In Nepal, there’s this practice of segregating political leaders on the basis of their close relations with foreign powers, discounting the fact that they represent the Nepali electorate and should be accountable to them, above all.
This segregation applies to Krishna Bahadur Mahara as well. The senior leader from the CPN-Maoist Centre is deputy prime minister and finance minister in the Prachanda-led coalition government, and is considered close to Nepal’s northern neighbour China.
During an interview with Onlinekhabar, Mahara said he and fellow Deputy Prime Minister Bimalendra Nidhi, who is considered close to India, had discussed the possibility of visiting India and China as Nepal PM Prachanda’s emissaries, respectively.

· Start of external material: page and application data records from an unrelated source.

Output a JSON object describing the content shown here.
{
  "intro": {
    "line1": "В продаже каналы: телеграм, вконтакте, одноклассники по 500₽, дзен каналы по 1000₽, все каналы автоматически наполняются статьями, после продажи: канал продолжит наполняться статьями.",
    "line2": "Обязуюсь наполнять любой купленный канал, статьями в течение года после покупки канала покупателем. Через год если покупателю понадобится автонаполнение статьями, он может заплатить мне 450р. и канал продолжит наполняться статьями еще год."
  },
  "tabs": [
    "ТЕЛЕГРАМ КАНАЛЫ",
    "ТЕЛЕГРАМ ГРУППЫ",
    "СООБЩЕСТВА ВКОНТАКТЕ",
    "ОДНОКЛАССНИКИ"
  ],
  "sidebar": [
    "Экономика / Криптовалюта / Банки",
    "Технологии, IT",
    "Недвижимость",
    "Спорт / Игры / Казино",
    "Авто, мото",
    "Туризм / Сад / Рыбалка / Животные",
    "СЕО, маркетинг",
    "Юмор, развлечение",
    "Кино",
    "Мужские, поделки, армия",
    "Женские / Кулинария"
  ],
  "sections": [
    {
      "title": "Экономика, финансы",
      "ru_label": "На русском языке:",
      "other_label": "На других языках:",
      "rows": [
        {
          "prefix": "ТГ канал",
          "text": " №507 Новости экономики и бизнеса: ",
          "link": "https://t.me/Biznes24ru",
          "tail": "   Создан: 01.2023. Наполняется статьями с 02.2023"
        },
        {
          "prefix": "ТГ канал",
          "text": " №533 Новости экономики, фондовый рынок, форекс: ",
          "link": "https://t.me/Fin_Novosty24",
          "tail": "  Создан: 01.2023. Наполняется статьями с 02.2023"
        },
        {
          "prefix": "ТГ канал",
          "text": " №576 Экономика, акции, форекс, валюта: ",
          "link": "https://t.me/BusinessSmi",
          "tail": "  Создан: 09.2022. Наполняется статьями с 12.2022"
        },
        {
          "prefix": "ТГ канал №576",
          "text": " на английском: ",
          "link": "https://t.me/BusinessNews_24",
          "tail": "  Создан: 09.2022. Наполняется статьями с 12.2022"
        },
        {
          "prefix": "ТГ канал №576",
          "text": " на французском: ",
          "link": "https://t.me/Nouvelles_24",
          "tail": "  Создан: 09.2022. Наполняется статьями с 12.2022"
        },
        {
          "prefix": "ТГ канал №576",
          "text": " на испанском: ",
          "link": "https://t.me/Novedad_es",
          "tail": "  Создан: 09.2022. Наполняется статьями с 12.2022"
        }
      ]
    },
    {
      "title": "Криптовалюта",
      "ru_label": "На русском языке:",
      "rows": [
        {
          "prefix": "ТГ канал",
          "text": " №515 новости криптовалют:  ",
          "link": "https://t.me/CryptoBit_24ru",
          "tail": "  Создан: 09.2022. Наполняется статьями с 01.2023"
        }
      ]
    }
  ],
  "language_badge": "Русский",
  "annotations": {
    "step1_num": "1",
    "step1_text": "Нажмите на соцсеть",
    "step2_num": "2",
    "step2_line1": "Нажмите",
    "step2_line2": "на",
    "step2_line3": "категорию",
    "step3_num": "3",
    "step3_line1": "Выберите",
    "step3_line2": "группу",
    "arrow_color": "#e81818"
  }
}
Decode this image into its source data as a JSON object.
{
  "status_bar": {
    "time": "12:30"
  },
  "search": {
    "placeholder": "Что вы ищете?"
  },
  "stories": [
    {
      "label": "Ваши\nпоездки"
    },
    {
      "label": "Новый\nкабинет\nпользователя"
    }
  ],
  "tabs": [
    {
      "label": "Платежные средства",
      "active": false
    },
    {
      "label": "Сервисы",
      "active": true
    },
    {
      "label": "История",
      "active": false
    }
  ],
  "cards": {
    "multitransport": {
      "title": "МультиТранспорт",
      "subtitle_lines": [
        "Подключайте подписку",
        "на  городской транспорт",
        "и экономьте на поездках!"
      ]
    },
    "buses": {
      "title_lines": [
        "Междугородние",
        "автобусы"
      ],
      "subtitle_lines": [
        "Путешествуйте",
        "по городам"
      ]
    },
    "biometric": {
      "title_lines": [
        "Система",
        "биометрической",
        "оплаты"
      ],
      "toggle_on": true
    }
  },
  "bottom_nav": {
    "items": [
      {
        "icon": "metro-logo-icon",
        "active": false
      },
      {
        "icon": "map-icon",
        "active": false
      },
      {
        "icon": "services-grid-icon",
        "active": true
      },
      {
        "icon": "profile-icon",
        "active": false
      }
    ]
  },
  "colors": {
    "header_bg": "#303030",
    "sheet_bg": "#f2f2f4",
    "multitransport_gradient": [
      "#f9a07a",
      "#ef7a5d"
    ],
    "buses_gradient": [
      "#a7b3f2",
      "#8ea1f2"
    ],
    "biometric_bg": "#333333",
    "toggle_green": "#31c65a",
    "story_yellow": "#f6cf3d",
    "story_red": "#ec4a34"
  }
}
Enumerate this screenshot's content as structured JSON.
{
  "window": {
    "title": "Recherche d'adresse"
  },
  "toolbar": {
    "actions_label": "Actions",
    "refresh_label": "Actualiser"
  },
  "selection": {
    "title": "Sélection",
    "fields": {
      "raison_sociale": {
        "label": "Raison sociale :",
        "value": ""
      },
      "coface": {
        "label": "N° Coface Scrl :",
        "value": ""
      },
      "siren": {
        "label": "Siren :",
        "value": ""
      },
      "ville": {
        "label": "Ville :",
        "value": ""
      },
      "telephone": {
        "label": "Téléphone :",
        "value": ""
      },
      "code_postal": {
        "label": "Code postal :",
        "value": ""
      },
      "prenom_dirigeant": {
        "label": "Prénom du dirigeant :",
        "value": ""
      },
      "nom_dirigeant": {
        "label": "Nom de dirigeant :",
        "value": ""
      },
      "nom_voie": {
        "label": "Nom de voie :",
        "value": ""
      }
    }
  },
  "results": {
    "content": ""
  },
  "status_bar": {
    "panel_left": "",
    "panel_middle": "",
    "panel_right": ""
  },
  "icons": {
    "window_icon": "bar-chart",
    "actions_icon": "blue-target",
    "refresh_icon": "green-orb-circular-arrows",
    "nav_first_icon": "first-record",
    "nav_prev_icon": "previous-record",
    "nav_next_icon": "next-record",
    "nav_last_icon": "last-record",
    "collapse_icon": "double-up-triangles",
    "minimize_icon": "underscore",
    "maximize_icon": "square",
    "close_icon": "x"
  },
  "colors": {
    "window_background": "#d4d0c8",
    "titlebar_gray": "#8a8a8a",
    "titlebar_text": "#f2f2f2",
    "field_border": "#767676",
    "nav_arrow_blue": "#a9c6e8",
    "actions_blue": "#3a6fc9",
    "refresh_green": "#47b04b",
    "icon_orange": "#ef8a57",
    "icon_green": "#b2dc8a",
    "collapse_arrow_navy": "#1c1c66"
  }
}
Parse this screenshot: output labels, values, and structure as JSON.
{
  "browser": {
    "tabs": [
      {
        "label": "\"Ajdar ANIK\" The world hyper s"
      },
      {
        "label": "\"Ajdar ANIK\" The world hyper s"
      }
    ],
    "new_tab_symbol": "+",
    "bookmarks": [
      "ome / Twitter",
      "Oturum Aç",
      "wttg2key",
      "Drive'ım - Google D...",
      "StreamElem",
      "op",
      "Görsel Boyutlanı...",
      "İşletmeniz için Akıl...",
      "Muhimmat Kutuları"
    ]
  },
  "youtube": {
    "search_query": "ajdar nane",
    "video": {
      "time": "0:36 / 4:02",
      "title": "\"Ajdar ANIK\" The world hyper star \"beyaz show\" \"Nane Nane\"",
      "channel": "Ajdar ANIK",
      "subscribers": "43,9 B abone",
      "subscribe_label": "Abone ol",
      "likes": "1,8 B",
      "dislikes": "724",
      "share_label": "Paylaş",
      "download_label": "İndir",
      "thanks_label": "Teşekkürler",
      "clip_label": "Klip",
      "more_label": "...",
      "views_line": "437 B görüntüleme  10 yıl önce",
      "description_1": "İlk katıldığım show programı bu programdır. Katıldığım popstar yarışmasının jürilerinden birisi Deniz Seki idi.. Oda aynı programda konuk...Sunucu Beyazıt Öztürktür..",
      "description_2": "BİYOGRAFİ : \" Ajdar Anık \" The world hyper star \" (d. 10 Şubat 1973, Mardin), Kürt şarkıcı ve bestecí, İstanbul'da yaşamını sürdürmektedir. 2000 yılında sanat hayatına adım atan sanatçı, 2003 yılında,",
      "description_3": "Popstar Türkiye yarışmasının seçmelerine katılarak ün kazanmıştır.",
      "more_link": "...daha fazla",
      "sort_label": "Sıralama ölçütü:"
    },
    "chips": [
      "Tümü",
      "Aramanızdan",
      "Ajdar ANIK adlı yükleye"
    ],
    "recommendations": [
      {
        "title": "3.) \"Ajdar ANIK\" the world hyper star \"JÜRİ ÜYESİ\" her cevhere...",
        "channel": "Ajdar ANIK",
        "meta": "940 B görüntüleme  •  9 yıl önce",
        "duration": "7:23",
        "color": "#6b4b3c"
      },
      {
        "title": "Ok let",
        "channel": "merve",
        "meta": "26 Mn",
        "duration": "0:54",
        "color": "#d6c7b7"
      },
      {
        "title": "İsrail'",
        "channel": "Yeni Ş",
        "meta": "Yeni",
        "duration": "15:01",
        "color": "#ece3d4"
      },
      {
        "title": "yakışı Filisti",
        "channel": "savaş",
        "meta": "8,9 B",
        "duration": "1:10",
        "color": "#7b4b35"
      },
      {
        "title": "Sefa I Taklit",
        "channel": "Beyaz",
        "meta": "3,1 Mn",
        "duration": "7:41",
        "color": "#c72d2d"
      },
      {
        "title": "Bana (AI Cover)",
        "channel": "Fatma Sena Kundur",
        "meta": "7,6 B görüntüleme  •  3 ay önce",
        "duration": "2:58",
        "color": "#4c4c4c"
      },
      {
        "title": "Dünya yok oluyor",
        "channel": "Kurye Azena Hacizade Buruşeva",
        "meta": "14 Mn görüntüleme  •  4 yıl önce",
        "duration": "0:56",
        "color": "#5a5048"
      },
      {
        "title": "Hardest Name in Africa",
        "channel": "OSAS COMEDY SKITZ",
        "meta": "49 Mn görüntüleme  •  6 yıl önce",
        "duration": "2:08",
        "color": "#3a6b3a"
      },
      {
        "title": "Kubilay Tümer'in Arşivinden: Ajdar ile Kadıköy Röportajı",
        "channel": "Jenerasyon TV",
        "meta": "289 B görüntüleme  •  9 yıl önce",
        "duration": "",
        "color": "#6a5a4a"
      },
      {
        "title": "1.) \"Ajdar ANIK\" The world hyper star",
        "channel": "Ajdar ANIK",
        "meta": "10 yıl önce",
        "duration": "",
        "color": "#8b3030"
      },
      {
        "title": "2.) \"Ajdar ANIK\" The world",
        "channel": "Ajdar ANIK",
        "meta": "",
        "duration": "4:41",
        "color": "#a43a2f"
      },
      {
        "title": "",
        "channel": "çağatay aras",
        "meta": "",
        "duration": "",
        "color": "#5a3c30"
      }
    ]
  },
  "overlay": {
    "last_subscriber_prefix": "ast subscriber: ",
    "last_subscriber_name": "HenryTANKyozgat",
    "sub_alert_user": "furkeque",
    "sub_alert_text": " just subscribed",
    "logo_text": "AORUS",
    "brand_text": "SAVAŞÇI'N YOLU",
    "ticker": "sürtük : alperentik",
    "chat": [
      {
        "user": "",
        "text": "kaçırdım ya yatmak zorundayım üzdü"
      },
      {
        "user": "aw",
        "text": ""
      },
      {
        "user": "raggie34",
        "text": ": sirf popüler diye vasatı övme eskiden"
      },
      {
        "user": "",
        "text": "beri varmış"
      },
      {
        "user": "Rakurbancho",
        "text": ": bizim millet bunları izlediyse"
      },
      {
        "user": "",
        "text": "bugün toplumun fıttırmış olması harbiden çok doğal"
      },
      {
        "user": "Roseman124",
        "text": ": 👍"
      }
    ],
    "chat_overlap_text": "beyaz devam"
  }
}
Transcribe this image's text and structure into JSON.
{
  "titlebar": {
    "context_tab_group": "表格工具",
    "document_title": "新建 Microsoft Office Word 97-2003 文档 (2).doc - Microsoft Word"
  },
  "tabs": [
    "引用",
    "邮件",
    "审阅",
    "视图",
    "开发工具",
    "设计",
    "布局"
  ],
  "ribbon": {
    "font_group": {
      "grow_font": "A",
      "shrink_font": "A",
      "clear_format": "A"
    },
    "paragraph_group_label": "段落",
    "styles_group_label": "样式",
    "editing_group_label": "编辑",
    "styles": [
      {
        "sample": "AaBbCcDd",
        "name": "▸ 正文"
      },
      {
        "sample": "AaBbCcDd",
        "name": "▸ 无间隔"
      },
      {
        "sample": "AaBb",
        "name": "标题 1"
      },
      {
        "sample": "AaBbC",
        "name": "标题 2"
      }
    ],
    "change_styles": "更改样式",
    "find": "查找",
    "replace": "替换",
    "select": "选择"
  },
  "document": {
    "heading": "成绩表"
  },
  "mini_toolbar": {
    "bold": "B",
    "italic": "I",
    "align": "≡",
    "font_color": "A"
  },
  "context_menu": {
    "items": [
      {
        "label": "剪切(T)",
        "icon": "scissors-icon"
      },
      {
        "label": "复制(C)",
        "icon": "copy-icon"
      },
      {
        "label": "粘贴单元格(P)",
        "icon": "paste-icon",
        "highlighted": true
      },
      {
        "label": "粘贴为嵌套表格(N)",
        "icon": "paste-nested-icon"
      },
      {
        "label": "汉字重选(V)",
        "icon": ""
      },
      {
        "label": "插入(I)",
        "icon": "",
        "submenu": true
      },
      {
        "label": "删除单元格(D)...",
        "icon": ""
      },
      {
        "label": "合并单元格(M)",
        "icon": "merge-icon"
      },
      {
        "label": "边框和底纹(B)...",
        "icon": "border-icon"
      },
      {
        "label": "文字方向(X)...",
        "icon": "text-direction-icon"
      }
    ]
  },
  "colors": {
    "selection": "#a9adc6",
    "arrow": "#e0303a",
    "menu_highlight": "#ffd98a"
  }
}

But this could not happen as the Cabinet had already decided the matter, Mahara revealed.
Excerpts from the interview:
Right after returning home from China, you declared your visit successful. On what grounds did you say that? Have the two countries finalised the upcoming visit of China’s President Xi Jinping?
The objectives of my visit were to fix the visit of Chinese President and Prime Minister to Nepal, to strengthen cordial relations between Nepal and China, and to promote the flow of Chinese aid and investment to Nepal. So, these should be the criteria to judge whether the visit was a success or a failure.
China’s President Xi Jinping will surely visit Nepal. But it will take place as per China’s plan. They will fix the time of the visit and notify us. This is also a technical issue.
But Chinese officials have taken the invite from Nepal’s President and Prime Minister very positively. There’s no doubt about the visit as foreign ministries of two countries will be on standby.
During the formation of the new government, there were worries about the future of agreements that then KP Oli government had signed with China. Did China also seem worried about the fate of those deals?
Change in government is Nepal’s internal matter. We will give continuity to understanding that the previous government reached with China. We will try to expand their scope and try to enter into new deals with them also. But we will not be biased against the previous government.
But then China expresses worry over frequent changes in government in Nepal, pointing that this gives rise to instability.
You are right. But let’s not forget that Nepal and China have two different systems. China has a different system and we have a different system. In China, there’s president’s rule, there a government lasts till 10 years.
In Nepal, we have the parliamentary system, we have different political parties that compete with each other for power.
The Chinese may find changes in government in Nepal rather surprising. But change in government is not unnatural. Amid all this, we are striving for stability. We are approaching the end of the transitional phase. The peace process has not reached its logical conclusion and we have yet to implement the Constitution. There will be relative stability after local, provincial and federal elections.
I articulated this with the Chinese side during my visit. And they understood. We cannot intervene in each other’s system. Rather, we should respect each other’s systems.
So, you managed to assure China that the change in government in Nepal will not affect the implementation of Nepal-China deals
Top leaders of Nepal and China are yet to sign the bilateral trade and transit treaty. We may sign the treaty during the visit of China’s President Xi or during any other suitable occasion. I have clearly told this to the Chinese side – that we are not in favour of blocking the implementation of this treaty. This is no hush-hush deal.
When Prachanda became Prime Minister, he decided to send you to China as his emissary, and another of his deputies Bimalendra Nidhi to India. Do you think the Indians are bit in a spot of bother about your visit to China?
No, absolutely not. I would like to use this opportunity to say that I did not go to China as part of a game-plan. I have good relations with friends in India as well as China. In fact, I have good ties with most of the political leaders here in Nepal itself.
I am a Nepali, who is committed to nationalism. I am neither Chinese nor Indian.
When Bimalendraji and I met before our visits to our neighbours, we discussed the possibility of him going to China and I going to India. But the government had already decided by then. So, the next time I will visit India, and he will go to China.
I might as well visit India after the Prime Minister’s visit. I am neither anti nor pro-China or India. I am a Nepali.